Component data from apps and pages
*-*-*

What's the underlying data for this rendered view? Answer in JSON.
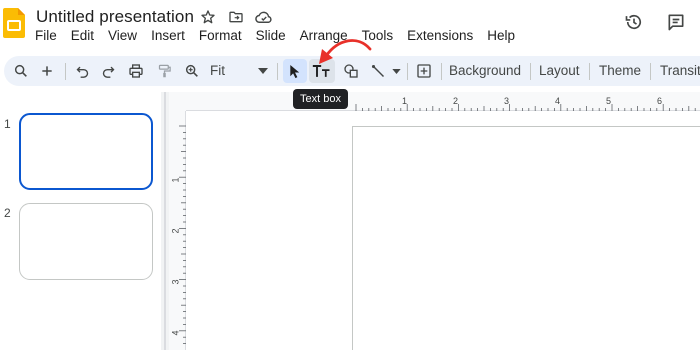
{
  "app": {
    "title": "Untitled presentation",
    "logo_icon": "slides-logo-icon",
    "title_icons": [
      "star-icon",
      "move-to-folder-icon",
      "cloud-saved-icon"
    ],
    "top_right_icons": [
      "version-history-icon",
      "comments-icon"
    ]
  },
  "menu": {
    "items": [
      "File",
      "Edit",
      "View",
      "Insert",
      "Format",
      "Slide",
      "Arrange",
      "Tools",
      "Extensions",
      "Help"
    ]
  },
  "toolbar": {
    "zoom_value": "Fit",
    "background_label": "Background",
    "layout_label": "Layout",
    "theme_label": "Theme",
    "transition_label": "Transit",
    "icons": [
      "search-icon",
      "new-slide-icon",
      "undo-icon",
      "redo-icon",
      "print-icon",
      "paint-format-icon",
      "zoom-icon",
      "select-icon",
      "text-box-icon",
      "shape-icon",
      "line-icon",
      "comment-add-icon"
    ]
  },
  "tooltip": {
    "text": "Text box"
  },
  "filmstrip": {
    "slides": [
      {
        "number": "1",
        "selected": true
      },
      {
        "number": "2",
        "selected": false
      }
    ]
  },
  "rulers": {
    "horizontal": [
      "1",
      "2",
      "3",
      "4",
      "5",
      "6"
    ],
    "vertical": [
      "1",
      "2",
      "3",
      "4"
    ]
  },
  "colors": {
    "accent": "#0b57d0",
    "toolbar_bg": "#edf2fa",
    "annotation_arrow": "#e8312a",
    "logo": "#fbbc04"
  }
}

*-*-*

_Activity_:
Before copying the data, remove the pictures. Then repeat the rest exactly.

_Result of the task_:
What's the underlying data for this rendered view? Answer in JSON.
{
  "app": {
    "title": "Untitled presentation",
    "logo_icon": "slides-logo-icon",
    "title_icons": [
      "star-icon",
      "move-to-folder-icon",
      "cloud-saved-icon"
    ],
    "top_right_icons": [
      "version-history-icon",
      "comments-icon"
    ]
  },
  "menu": {
    "items": [
      "File",
      "Edit",
      "View",
      "Insert",
      "Format",
      "Slide",
      "Arrange",
      "Tools",
      "Extensions",
      "Help"
    ]
  },
  "toolbar": {
    "zoom_value": "Fit",
    "background_label": "Background",
    "layout_label": "Layout",
    "theme_label": "Theme",
    "transition_label": "Transit",
    "icons": [
      "search-icon",
      "new-slide-icon",
      "undo-icon",
      "redo-icon",
      "print-icon",
      "paint-format-icon",
      "zoom-icon",
      "select-icon",
      "text-box-icon",
      "shape-icon",
      "line-icon",
      "comment-add-icon"
    ]
  },
  "tooltip": {
    "text": "Text box"
  },
  "filmstrip": {
    "slides": [
      {
        "number": "1",
        "selected": true
      },
      {
        "number": "2",
        "selected": false
      }
    ]
  },
  "rulers": {
    "horizontal": [
      "1",
      "2",
      "3",
      "4",
      "5",
      "6"
    ],
    "vertical": [
      "1",
      "2",
      "3",
      "4"
    ]
  },
  "colors": {
    "accent": "#0b57d0",
    "toolbar_bg": "#edf2fa",
    "annotation_arrow": "#e8312a",
    "logo": "#fbbc04"
  }
}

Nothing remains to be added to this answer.